→ **Work instruction**
Among the records, find the lines that hold the string "code" and return them.

→ **Supplied material**
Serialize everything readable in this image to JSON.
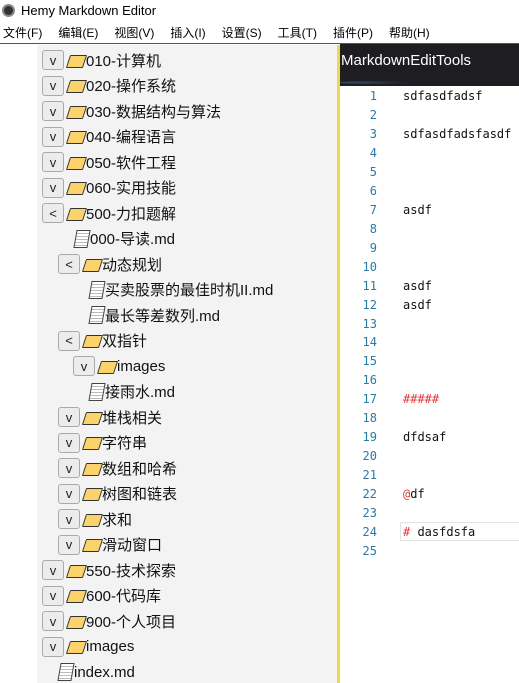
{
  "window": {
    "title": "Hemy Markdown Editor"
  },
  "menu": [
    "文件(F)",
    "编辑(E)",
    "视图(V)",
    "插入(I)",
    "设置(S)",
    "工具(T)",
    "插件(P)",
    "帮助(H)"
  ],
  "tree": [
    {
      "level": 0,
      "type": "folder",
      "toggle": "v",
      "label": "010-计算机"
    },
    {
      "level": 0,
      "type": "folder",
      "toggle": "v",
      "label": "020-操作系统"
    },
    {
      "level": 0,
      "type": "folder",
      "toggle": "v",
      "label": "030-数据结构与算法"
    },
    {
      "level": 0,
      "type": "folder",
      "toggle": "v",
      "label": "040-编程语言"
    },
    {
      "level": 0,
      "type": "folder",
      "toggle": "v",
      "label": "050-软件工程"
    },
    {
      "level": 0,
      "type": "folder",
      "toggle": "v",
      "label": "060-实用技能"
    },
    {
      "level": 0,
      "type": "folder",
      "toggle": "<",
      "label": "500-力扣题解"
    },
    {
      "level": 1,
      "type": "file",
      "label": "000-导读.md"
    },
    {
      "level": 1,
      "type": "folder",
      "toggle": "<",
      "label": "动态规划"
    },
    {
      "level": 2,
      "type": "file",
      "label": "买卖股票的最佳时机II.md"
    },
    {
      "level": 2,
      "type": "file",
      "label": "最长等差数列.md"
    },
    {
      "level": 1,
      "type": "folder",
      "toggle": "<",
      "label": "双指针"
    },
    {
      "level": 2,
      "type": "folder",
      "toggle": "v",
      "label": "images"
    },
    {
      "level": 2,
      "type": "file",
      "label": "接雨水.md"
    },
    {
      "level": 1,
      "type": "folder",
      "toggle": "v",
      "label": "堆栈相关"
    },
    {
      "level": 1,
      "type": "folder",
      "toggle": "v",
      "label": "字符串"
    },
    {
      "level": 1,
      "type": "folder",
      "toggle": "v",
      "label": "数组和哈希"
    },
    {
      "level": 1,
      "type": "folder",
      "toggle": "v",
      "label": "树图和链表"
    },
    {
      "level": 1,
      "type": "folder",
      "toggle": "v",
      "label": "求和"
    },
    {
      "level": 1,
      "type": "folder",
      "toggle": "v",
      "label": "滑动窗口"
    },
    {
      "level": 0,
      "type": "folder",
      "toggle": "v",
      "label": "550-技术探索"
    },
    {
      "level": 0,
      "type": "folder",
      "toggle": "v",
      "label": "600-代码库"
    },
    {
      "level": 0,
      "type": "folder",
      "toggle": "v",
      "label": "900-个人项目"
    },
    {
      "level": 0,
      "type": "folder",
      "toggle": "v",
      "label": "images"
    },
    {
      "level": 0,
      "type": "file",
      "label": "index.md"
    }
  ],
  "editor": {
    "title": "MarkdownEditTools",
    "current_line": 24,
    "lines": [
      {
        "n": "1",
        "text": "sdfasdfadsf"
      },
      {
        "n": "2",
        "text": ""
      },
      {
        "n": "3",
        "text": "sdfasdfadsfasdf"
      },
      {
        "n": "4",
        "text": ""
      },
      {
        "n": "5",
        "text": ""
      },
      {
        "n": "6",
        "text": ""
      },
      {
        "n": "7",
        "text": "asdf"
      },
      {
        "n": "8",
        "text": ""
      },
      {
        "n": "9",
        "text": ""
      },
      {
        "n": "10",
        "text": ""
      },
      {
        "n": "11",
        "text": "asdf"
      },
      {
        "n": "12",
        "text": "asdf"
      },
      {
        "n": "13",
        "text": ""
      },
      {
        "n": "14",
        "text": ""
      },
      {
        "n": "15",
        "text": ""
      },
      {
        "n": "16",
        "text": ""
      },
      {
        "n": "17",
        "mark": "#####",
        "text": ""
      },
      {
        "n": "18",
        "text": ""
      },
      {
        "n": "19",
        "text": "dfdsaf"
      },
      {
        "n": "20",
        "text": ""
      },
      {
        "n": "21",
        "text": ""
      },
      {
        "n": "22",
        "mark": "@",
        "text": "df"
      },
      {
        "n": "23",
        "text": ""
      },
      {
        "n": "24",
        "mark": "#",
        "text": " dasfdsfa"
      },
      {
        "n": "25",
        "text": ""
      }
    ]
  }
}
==
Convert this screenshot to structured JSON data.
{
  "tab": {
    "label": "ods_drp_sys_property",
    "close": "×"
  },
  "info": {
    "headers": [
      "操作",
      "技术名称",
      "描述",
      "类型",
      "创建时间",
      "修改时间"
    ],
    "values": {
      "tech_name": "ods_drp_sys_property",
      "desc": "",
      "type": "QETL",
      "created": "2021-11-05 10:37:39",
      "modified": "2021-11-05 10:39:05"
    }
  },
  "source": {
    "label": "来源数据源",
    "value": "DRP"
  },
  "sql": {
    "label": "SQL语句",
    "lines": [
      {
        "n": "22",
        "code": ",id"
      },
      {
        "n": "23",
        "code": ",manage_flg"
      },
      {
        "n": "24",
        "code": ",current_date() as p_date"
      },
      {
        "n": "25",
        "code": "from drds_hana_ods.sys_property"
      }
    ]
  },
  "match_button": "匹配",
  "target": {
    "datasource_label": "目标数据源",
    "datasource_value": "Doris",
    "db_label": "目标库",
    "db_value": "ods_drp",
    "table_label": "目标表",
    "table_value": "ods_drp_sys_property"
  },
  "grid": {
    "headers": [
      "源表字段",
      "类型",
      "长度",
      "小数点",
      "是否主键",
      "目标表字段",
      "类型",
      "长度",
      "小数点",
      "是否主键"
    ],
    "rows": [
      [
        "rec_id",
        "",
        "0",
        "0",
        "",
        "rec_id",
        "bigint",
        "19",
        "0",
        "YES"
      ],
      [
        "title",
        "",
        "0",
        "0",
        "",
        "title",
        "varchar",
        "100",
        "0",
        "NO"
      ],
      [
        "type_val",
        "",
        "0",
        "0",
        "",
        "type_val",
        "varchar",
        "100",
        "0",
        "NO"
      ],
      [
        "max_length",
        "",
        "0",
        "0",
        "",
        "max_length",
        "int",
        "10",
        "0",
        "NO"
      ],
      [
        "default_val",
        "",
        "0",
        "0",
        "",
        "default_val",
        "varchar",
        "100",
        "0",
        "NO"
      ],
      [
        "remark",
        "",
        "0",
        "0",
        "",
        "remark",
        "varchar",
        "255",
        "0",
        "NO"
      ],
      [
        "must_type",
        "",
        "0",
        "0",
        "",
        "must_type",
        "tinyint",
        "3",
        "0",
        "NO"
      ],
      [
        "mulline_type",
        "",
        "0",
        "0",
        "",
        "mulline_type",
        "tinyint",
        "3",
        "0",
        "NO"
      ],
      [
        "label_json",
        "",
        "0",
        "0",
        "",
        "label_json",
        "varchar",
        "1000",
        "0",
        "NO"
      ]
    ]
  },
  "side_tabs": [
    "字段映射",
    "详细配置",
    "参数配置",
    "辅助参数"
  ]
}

→ **Exercise output**
        "code": ",id"
        "code": ",manage_flg"
        "code": ",current_date() as p_date"
        "code": "from drds_hana_ods.sys_property"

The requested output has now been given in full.